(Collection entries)
- - -

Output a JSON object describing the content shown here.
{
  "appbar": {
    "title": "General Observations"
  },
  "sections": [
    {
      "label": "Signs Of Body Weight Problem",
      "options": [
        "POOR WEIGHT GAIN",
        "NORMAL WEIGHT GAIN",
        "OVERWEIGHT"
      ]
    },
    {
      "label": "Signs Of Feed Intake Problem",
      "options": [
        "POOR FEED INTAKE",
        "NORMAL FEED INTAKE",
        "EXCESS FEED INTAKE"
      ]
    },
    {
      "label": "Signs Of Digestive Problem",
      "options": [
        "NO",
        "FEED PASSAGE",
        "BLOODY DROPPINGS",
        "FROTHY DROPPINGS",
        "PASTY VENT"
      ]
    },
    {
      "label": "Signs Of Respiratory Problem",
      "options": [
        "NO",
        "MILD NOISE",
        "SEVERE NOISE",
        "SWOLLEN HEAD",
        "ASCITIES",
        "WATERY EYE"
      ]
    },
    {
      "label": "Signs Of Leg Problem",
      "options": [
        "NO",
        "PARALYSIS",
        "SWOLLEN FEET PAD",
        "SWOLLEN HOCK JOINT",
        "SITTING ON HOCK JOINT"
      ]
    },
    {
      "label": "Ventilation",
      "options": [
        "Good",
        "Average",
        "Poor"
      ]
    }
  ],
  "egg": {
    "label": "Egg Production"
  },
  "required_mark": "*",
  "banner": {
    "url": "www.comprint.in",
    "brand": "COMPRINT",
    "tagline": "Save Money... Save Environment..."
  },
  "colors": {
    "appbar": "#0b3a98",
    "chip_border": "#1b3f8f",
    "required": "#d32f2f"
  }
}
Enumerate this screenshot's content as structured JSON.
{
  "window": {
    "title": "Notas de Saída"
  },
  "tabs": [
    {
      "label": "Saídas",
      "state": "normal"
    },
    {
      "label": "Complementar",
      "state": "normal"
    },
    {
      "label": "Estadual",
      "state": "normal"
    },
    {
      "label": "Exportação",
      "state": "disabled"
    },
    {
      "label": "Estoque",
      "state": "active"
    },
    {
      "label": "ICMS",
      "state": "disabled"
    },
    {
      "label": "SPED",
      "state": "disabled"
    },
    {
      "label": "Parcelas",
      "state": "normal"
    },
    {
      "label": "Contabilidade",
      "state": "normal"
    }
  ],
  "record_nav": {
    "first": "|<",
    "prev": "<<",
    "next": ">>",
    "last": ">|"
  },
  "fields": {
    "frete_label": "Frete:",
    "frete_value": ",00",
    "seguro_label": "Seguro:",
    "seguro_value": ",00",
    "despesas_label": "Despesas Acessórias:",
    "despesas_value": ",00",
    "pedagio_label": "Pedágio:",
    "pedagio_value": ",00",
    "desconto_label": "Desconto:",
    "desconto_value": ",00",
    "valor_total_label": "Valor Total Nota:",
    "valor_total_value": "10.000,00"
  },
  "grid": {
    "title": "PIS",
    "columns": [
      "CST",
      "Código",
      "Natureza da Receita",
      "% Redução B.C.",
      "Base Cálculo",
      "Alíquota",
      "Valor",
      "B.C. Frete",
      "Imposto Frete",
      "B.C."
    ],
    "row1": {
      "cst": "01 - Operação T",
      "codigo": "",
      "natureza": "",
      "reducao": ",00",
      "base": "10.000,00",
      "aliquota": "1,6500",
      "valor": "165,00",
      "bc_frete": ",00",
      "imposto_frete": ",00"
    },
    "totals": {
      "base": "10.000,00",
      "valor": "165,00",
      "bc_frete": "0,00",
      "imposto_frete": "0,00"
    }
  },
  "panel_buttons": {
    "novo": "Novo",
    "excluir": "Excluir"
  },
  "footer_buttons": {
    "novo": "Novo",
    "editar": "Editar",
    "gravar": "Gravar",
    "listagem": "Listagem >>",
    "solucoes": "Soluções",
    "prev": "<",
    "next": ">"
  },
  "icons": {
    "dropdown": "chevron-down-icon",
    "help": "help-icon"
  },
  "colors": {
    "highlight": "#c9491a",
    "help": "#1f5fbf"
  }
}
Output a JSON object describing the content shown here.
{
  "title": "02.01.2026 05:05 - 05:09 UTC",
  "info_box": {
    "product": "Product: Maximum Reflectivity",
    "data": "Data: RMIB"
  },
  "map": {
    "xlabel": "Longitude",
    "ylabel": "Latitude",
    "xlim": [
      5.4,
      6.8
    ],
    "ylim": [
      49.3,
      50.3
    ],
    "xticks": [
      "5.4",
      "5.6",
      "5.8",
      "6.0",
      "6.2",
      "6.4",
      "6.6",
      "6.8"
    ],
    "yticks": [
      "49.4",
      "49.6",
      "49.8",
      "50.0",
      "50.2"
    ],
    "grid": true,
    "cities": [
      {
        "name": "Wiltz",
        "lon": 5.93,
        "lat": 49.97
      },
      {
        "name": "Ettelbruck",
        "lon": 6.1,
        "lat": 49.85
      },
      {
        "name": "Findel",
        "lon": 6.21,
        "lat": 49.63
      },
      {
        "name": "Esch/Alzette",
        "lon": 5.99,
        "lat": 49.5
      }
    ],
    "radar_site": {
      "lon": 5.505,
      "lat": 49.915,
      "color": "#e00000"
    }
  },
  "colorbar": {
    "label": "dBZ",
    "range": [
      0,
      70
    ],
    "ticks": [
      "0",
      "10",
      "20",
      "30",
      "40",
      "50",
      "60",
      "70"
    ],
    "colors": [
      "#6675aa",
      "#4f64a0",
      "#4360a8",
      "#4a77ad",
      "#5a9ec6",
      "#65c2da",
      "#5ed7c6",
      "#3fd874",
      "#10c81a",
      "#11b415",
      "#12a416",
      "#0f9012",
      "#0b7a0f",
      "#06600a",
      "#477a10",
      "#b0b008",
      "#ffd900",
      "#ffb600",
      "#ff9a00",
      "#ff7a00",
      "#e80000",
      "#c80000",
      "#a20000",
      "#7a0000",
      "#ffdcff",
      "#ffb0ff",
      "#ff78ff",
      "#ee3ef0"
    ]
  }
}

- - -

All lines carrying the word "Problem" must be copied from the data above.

      "label": "Signs Of Body Weight Problem",
      "label": "Signs Of Feed Intake Problem",
      "label": "Signs Of Digestive Problem",
      "label": "Signs Of Respiratory Problem",
      "label": "Signs Of Leg Problem",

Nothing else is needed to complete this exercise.